Increased case-fatality rate associated with outbreaks of Neisseria meningitidis infection, compared with sporadic meningococcal disease, in the United States, 1994-2002.

Journal Article (Journal Article)

BACKGROUND: Outbreaks of meningococcal disease are infrequent but important public health events. We characterize outbreak-associated cases in the United States and compare them with sporadic disease. METHODS: Outbreaks of meningococcal disease that occurred during the period of 1 July 1994 through 30 June 2002 were identified through state health departments, Centers for Disease Control and Prevention records, and a review of newspapers and the medical literature. Cases associated with outbreaks were compared with sporadic cases identified through population-based surveillance. RESULTS: We identified 69 outbreaks of Neisseria meningitidis infection (median, 9.5 outbreaks per year; range, 3-14 outbreaks per year), which involved 229 patients from 30 states. Forty-three (62%) of the outbreaks involved N. meningitidis serogroup C, 17 (25%) involved serogroup B, and 9 (13%) involved serogroup Y. Twenty-five outbreaks (36%) occurred in communities, and 44 (64%) were organization based, including 12 that occurred in colleges and universities, 19 that occurred in primary and secondary schools, and 8 that occurred in nursing homes. Vaccination campaigns (with the A/C/Y/W-135 meningococcal polysaccharide vaccine) were conducted for 31 outbreaks (28 involving serogroup C and 3 involving serogroup Y). After controlling for age, serogroup, and clinical presentation, outbreak-associated cases were associated with a higher case-fatality rate than were sporadic cases (21% vs. 11%; odds ratio, 3.3; 95% confidence interval, 2.0-5.5). CONCLUSIONS: Outbreaks remain an important but infrequent public health issue, representing <2% of all cases of meningococcal disease. However, given the increased case-fatality rate found among outbreak-related cases of N. meningitidis infection, additional investigation of factors that favor the transmission and virulence of outbreak-related strains is warranted.

Full Text

Duke Authors

Cited Authors

  • Brooks, R; Woods, CW; Benjamin, DK; Rosenstein, NE

Published Date

  • July 1, 2006

Published In

Volume / Issue

  • 43 / 1

Start / End Page

  • 49 - 54

PubMed ID
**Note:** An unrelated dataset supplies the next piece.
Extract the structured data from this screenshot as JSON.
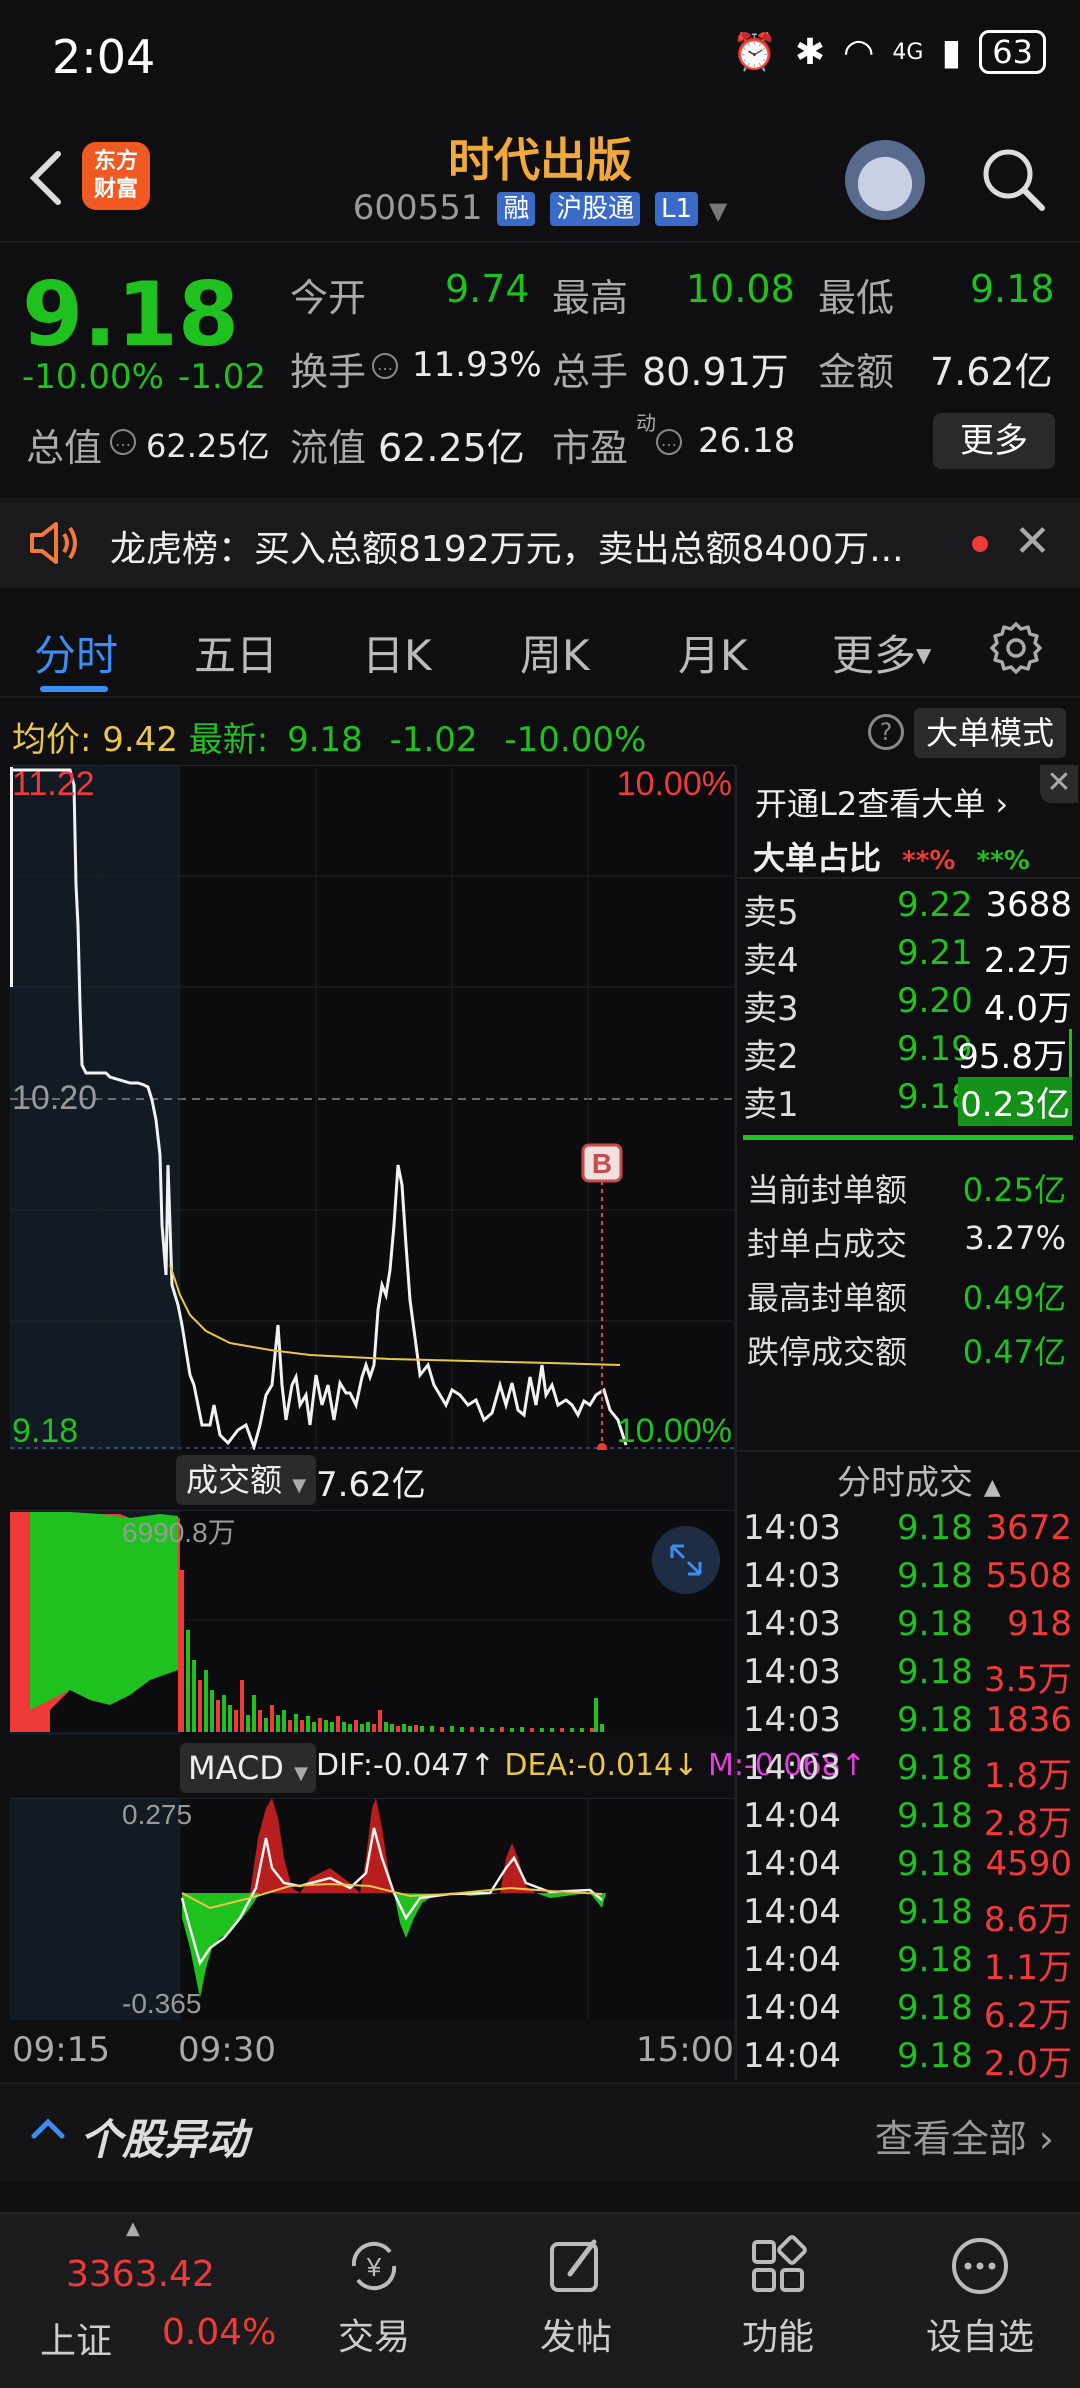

  • 16758417

Electronic International Standard Serial Number (EISSN)

  • 1537-6591

Digital Object Identifier (DOI)

  • 10.1086/504804


  • eng

Conference Location

  • United States